“A market-friendly UK election outcome already appears priced; however the risks could be now skewed to a disappointment especially when you look at how Corbyn is moving up in the surveys,” notes the latest Weekly Money Market Report from National Bank of Kuwait.
“The price action that we have witnessed on the GBP lately seems to be telling markets that even if Theresa May would win the elections, without a strong majority, Brexit is not going to be easy process for the UK.
“Since Macron’s election, Europe looks much more cohesive against Theresa May. According to the former director for economic policy at the German Economics Ministry, the election of Emmanuel Macron has started to show an opening to the reform of Europe’s Economic and Monetary Union. According to him, France under Macron may again become a reliable partner for Germany. So the initial “Brexit” talks are likely to be very difficult and the European stance is hardening. Add on this the latest UK economic data disappointing, this cannot depict a rosy picture for the country for the remaining of 2017.”
Immigration will change the future
Both – Brexit and immigration – issues have a bearing on the state of the economy at present and in the future.
While the momentum of economic growth picked up marginally after the referendum, it is unclear how the economy will respond once the entire exit strategy unfolds. This, and its impact on employment opportunities, is keeping the voters, political parties and experts anxious.
Adding to the anxiety is the possibility of London losing its grip as Europe’s financial hub. With British banks unlikely to have the same leverage to operate in EU after Brexit, a banking meltdown and its consequences stares in the faces of Britons.
The steady decline in the value of the Pound Sterling in recent times and its potential to trigger inflation is a reason for unease among the common people. The fact that a weak currency is also likely to discourage foreign investments, thus causing a further slowdown of economic growth, throws up a distressing scenario.
Security issues loom large
A series of terror attacks across Europe, including the one outside British Parliament in March, had raised alarm bells. This will intensify and hog the election campaign limelight following the suspected suicide bombing at the Ariana Grande concert in Manchester on 22 May.
With at least 22 people dead, this is the worst terror incident on British soil since the 2005 London bombings. Irrespective of the identity of the perpetrators and their intent, terror attacks in Europe intensify the Islamophobia debate.
The possibility of Brexit weakening anti-terror cooperation between Britain and other EU members is a topic that may gain traction hereon.
Linking these poll factors to the Middle East, it is worth delving a little on how Britain is exploring alternatives to counter the fallout of Brexit. This is evident in Britain’s new Middle East strategy during the last year.
During her visit to Jordan in April, Prime Minister May reiterated that maintaining links with the region is important for the UK’s trade and security prospects.
This post-Brexit policy approach was clear even in her Lancaster House speech in January, when she confirmed that, among others, “the Gulf States have already expressed their interest in striking trade deals with us.”

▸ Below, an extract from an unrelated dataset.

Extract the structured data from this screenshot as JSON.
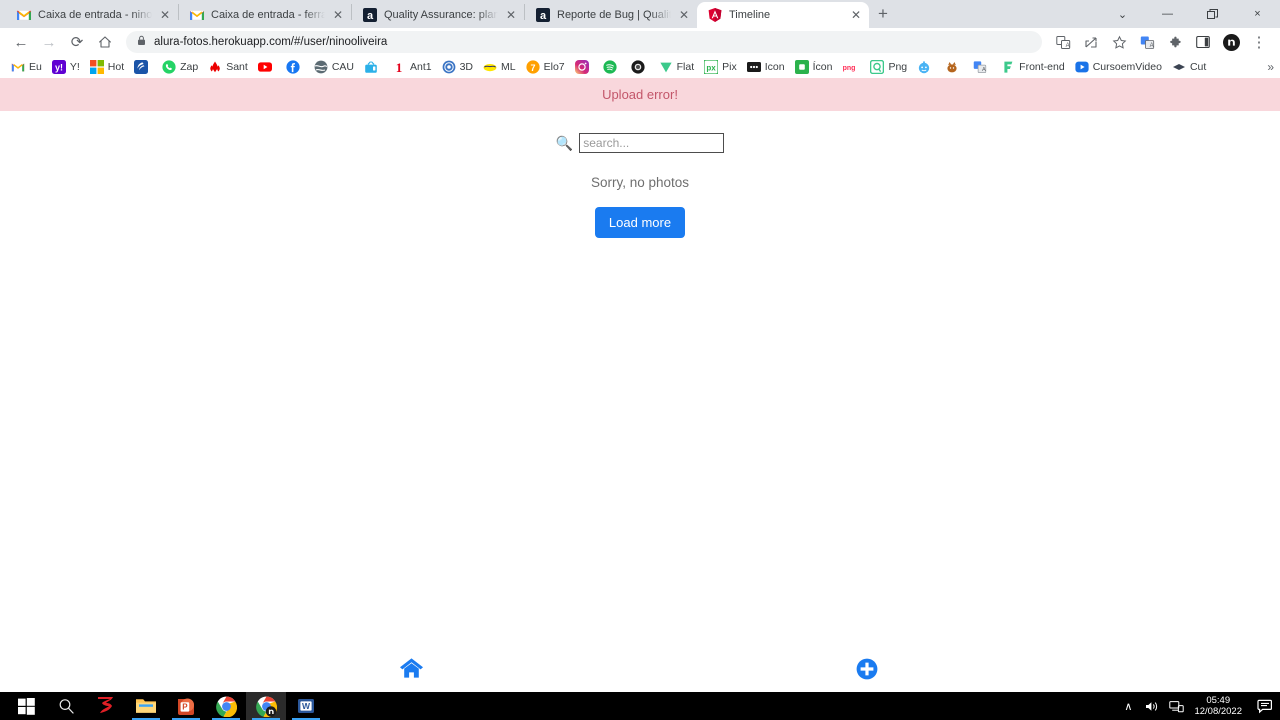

The problem, however, is that the UK is not allowed to sign any new trade deals till it has quit the European Union, which is likely to be March 2019.
This has not deterred advance groundwork though.
Among the senior leaders who have visited the region since the Brexit referendum last June are Chancellor Philip Hammond, International Trade Secretary Liam Fox, former prime minister David Cameron and Prince Charles.
May herself was at the GCC Summit in Bahrain in December, where she not only talked about signing “an ambitious trade agreement” but also stressed that “Gulf security is our security”. The latter meant making “a more permanent and more enduring commitment to the long-term security of the Gulf” through a defence spending of nearly $4 billion in the region over the next 10 years.
Overall, while the Brexit-induced election throws up plenty of uncertainties at home, its impact on Britain-Middle East relations has a sense of positivity and certainty to it – across the economic, political and security domains.